Rivers will likely call upon Crawford to be a difference-maker off the bench, something he has excelled at for years. His offensive game is extremely potent, but he mostly relies on his jumper. Still, Crawford’s ability to catch fire is something no opposing team wants to see. According to 82games.com, Crawford averaged 31.5 points per 48 minutes in crunch time, ranking 31st in the entire league.
In addition to his amazing crunch-time numbers, Crawford had one of the best seasons of his career, leading all bench players in scoring.
The slender but explosive guard scored an impressive 18.6 points per game, handed out 3.2 assists and recorded the second-highest true-shooting percentage (55.6) of his career. To make things even more impressive, he got to the foul line 4.7 times per contest, scoring an easy four points each game.
In a league devoid of elite shooting guards, Crawford’s versatility and production made him one of the league’s most potent offensive guards.
Whether it was a corner catch-and-shoot three, pick-and-roll set or a clear out isolation play, it seemed Crawford would find a way to score. That attribute kept him on the floor, even sometimes playing small forward with Paul and Darren Collison in the backcourt.
Doc said he "certainly" thinks @JCrossover should win 6th Man of the Year. "He's just been fantastic"— Los Angeles Clippers (@LAClippers) April 6, 2014
Obviously, Rivers trusts Crawford.
He has allowed him to play to his strengths offensively, and that has benefited not only the Clippers, but Crawford as well. Crawford is once again in the running for the Sixth Man of the Year award this season. It isn’t even a doubt to Rivers, who “certainly” thinks Crawford should win the award.
Questions begin to arise when Crawford’s jumper is not falling. He is not going to provide much other than shooting and slashing. When Crawford is on the floor, the Clippers are extremely vulnerable defensively and have struggled at times on the glass. Essentially, if he isn’t scoring, Crawford is either having no impact on the game or putting the team at a disadvantage.
Another problem that has plagued Crawford his entire career is his shot selection. To his credit, Crawford has been able to limit his bad shots and play quite effectively with Griffin and Paul. However, when he is frustrated and not hitting shots, he will begin to force the envelope, over-penetrating and taking ill-advised contested jumpers.
Shot selection aside, Crawford’s minutes are based on his offense, everyone knows that.
The defense is what concerns Rivers, who has barely said a word to Crawford about his offense, according to Ben Bolch of the Los Angeles Times. "It's always defense and that's it," Crawford said. "Defense and he always tells me to be aggressive."
The role of the X-factor is typically one that can change and might not even be quantifiable. The exact opposite is true in this case. Crawford’s scoring and slashing ability is a deadly weapon Rivers has in his arsenal. There is no question Crawford will find room to score, but he also must be efficient. Limiting turnovers and picking his attacks will be vital.

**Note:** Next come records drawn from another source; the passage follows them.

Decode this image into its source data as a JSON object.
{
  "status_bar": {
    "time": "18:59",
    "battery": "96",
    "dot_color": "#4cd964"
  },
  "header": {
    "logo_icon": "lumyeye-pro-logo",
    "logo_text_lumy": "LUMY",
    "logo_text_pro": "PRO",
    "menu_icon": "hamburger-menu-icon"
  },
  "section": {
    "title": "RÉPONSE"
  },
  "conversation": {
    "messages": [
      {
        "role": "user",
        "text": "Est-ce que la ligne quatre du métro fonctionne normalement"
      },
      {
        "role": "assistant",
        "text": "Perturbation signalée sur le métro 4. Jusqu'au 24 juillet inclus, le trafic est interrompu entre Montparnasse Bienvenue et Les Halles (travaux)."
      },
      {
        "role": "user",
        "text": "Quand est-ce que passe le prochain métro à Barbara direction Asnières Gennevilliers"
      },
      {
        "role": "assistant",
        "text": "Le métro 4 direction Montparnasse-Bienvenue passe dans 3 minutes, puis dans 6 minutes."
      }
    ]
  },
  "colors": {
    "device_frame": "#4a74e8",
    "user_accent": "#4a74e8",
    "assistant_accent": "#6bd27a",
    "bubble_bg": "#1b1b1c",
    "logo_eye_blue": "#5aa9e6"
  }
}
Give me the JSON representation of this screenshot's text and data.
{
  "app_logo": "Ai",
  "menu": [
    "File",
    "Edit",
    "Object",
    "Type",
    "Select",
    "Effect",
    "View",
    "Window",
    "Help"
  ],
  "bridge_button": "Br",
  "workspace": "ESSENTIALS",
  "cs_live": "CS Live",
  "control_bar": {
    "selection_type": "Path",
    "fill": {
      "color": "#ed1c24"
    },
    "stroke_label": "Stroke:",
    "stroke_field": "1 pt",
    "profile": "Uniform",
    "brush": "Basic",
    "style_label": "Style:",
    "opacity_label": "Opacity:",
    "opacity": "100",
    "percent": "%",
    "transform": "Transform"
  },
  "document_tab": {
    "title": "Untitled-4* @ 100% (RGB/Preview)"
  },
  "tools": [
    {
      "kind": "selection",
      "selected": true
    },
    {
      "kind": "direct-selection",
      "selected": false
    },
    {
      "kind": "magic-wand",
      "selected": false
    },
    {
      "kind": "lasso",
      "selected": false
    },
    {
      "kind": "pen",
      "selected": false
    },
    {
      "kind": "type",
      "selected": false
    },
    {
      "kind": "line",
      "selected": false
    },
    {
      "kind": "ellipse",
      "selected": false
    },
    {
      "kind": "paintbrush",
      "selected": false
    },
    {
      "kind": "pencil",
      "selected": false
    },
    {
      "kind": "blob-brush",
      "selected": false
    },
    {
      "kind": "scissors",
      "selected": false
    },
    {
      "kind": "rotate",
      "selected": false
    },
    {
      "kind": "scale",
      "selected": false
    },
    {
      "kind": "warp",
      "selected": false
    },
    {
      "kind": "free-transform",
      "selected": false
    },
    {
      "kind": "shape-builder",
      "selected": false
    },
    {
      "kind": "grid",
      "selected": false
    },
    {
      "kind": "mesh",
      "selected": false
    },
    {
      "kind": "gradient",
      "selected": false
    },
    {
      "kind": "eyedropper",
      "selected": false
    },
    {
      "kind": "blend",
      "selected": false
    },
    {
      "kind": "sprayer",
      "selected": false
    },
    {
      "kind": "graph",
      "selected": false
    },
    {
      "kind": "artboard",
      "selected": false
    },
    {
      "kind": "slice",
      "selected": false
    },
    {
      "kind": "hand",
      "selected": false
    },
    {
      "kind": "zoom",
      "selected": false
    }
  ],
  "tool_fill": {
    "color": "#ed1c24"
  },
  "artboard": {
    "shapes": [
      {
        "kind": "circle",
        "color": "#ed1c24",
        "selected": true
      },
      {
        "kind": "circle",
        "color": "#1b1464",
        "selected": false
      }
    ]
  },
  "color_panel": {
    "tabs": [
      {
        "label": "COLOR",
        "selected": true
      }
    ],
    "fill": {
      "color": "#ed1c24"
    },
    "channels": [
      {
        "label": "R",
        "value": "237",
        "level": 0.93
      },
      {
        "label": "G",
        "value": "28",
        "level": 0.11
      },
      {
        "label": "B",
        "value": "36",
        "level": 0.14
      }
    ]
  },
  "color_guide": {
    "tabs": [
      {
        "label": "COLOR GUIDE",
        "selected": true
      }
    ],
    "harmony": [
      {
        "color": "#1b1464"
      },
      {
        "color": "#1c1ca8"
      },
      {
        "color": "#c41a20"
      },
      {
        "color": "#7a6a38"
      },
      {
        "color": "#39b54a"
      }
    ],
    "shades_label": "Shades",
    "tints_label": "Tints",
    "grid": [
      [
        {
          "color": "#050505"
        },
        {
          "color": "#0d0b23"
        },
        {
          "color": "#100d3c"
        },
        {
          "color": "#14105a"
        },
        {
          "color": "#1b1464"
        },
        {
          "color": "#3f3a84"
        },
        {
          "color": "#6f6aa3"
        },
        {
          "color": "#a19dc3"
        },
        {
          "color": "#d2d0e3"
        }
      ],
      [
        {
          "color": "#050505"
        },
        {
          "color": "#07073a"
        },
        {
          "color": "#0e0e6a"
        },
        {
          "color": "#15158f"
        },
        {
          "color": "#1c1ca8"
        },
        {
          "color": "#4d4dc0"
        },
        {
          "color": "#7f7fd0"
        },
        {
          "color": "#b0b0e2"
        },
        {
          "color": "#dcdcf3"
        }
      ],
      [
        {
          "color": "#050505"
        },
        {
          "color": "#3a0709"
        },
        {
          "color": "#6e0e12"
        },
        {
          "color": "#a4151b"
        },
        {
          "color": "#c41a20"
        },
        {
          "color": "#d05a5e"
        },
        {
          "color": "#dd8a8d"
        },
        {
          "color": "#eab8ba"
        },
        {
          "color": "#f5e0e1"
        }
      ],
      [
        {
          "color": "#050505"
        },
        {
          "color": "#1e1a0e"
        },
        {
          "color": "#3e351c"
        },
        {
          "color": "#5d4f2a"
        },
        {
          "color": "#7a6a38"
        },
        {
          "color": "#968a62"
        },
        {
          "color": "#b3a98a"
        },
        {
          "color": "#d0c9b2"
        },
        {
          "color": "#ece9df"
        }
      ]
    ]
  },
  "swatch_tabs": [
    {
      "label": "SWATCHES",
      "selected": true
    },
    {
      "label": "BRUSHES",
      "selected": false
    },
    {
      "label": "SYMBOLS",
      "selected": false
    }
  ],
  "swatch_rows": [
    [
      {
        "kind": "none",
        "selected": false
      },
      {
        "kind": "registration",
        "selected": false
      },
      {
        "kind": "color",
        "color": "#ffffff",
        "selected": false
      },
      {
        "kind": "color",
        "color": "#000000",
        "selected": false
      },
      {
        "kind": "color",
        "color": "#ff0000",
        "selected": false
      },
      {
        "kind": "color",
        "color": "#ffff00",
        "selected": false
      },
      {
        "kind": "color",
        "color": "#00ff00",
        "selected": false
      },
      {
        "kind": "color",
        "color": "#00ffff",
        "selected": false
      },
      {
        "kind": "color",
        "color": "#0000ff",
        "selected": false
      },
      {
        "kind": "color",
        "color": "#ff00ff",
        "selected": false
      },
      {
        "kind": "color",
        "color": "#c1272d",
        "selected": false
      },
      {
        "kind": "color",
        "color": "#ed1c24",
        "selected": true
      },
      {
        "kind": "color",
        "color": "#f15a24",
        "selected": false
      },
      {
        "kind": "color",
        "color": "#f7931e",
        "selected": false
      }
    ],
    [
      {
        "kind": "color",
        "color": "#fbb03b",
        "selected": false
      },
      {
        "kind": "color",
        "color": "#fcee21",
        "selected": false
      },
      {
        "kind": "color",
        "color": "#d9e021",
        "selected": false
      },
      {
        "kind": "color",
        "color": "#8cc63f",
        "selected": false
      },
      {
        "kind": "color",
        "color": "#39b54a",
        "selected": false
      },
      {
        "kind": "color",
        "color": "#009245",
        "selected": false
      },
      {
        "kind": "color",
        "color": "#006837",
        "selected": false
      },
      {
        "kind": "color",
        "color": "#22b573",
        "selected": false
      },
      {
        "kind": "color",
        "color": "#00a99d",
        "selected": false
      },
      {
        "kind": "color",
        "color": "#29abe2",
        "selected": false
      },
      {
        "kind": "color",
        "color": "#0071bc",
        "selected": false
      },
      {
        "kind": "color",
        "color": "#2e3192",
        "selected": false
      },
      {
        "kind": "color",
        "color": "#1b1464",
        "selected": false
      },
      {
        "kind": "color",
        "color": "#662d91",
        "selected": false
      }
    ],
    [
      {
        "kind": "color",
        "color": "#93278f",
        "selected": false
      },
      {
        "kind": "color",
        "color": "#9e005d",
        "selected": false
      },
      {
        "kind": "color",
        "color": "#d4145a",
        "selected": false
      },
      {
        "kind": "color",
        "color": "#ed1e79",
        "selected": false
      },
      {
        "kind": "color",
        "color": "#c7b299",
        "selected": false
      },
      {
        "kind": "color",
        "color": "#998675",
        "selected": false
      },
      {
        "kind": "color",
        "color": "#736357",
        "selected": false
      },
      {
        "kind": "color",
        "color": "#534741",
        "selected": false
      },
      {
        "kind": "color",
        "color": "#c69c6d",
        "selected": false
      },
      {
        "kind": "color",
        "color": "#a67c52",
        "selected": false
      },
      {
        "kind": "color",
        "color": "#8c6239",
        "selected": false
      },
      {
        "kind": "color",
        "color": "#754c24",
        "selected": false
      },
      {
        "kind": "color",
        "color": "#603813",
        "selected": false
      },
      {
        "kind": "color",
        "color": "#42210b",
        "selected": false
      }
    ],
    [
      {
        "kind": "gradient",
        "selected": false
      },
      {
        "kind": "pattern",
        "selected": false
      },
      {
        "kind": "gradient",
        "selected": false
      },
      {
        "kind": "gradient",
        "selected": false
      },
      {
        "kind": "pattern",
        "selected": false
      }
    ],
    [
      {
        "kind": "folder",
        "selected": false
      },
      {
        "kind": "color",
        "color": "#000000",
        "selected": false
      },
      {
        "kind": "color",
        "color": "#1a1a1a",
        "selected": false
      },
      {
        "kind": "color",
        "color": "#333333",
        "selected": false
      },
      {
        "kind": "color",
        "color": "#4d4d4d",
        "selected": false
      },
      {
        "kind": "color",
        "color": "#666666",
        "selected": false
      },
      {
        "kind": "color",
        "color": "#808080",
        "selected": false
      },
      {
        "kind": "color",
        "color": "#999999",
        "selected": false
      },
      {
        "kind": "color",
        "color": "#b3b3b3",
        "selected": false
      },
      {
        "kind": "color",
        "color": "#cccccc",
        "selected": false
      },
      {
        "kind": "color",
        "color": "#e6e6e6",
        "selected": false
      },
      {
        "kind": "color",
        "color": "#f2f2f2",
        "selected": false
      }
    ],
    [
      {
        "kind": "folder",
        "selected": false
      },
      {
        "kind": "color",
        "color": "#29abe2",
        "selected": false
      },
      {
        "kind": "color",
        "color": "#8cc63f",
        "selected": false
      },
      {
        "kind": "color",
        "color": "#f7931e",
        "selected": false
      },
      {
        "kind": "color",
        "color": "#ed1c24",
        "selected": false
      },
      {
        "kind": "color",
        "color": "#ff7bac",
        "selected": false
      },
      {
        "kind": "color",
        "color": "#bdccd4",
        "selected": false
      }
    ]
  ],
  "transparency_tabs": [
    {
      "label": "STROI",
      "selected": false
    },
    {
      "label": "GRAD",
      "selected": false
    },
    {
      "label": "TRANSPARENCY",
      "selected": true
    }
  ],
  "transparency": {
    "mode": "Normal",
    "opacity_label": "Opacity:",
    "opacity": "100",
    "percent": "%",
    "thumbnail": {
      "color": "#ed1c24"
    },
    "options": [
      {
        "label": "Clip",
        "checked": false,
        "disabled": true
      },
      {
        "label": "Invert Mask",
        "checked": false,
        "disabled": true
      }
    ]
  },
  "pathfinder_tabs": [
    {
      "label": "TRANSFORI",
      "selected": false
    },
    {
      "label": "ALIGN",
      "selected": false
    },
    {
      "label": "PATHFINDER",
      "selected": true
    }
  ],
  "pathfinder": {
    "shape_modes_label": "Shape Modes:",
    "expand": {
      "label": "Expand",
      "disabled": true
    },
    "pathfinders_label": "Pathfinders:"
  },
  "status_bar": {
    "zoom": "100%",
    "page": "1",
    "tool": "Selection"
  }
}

That is the equation Crawford needs to solve. When he does, the Clippers are extremely difficult to beat, and the team will have an X-factor very few teams have the luxury of pulling off the bench.